School sports in the era of COVID-19


Photo credit: Grace Rossman

Senior Louis Randazzo was one of the few students at the game. He said the regulations made the game feel very different from previous ones. “They were very boring with no student section and it just didn’t feel as hype with not a lot of people there,” Randazzo said.

By Colin Duffy and Annabelle Julien

Athletic Director Michelle Davis and her staff have been working to implement recent changes in MHSAA guidelines. The MHSAA recently released their COVID-19 response plan after working since March to create a policy that allows fall sports to continue during the 2020 school year with spectators. The plan continues to change as guidance from the CDC and state of Michigan evolves.

“The everchanging state and MHSAA mandates are challenging,” Davis said. “Requirements change frequently, so making sure our teams, spectators and community are aware of the changes in a timely manner is imperative.”

Originally, the plan for fall sporting events was to allow two guests per player and coach. This plan changed on Oct. 9 when the MHSAA amended that policy. The change now allows for a maximum 30 percent capacity at games, with a cap of 1,000 fans. However, the MHSAA is allowing schools to continue enforcing a stricter policy, including sticking to the prior two guest per person limit.

The Grosse Pointe Public Schools System’s policy is in between the original and amended plan. It states that every outdoor fall activity is allowed four spectators per player. However, there are several exceptions to this policy. Students playing football, band, dance and cheerleading are allowed two spectators; volleyball players are allowed three spectators; and golf and cross country are limited at 30 percent capacity.

According to Davis, the mask mandate has been the most difficult part of the plan to implement and enforce.
“It has been a challenge to enforce the mask policy for both athletes and spectators,” Davis said. “It is a state mandate but many people take their frustrations out on the athletic department.”

From varsity field hockey head coach Emma Yee’s perspective, adapting to the new way of fall sports is unusual. Coach Yee has led her team into the playoffs with a winning record amid an unpredictable season. Although it has been difficult with no locker rooms, a mask mandate and limited spectators, the team has succeeded.

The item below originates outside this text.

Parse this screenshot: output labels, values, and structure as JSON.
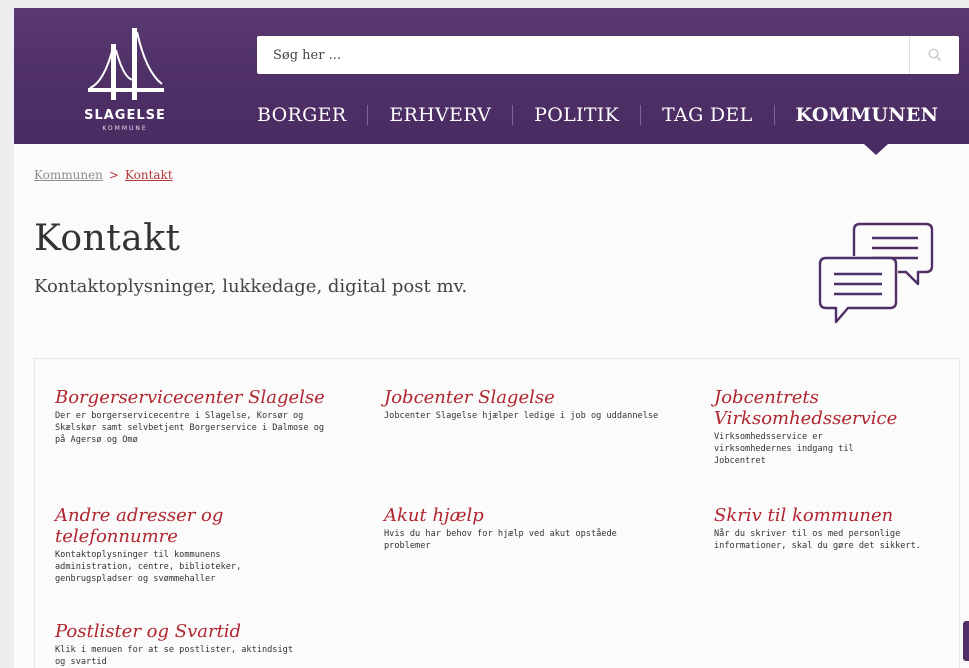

“We don’t have those moments this year to motivate the girls when they’re facing a challenging opponent,” Yee said. “But I know my team is able to rise above the circumstances and still put forth their best efforts.”

The new rules and regulations have forced students to change how they play, but the only challenges posed by the MHSAA guidelines are communicating with teammates while wearing a mask and playing without spectators, according to varsity soccer player Finn Marshall.

Marshall believes that North players have been following the regulations, but he says it is hard to control if opposing teams follow the rules or not.

Ultimately, the hope for Davis and the rest of the athletic department is to keep all parties involved happy and healthy, something that includes mandating the use of a mask.

“Our goal is to keep all athletics and coaches safe,” Davis said.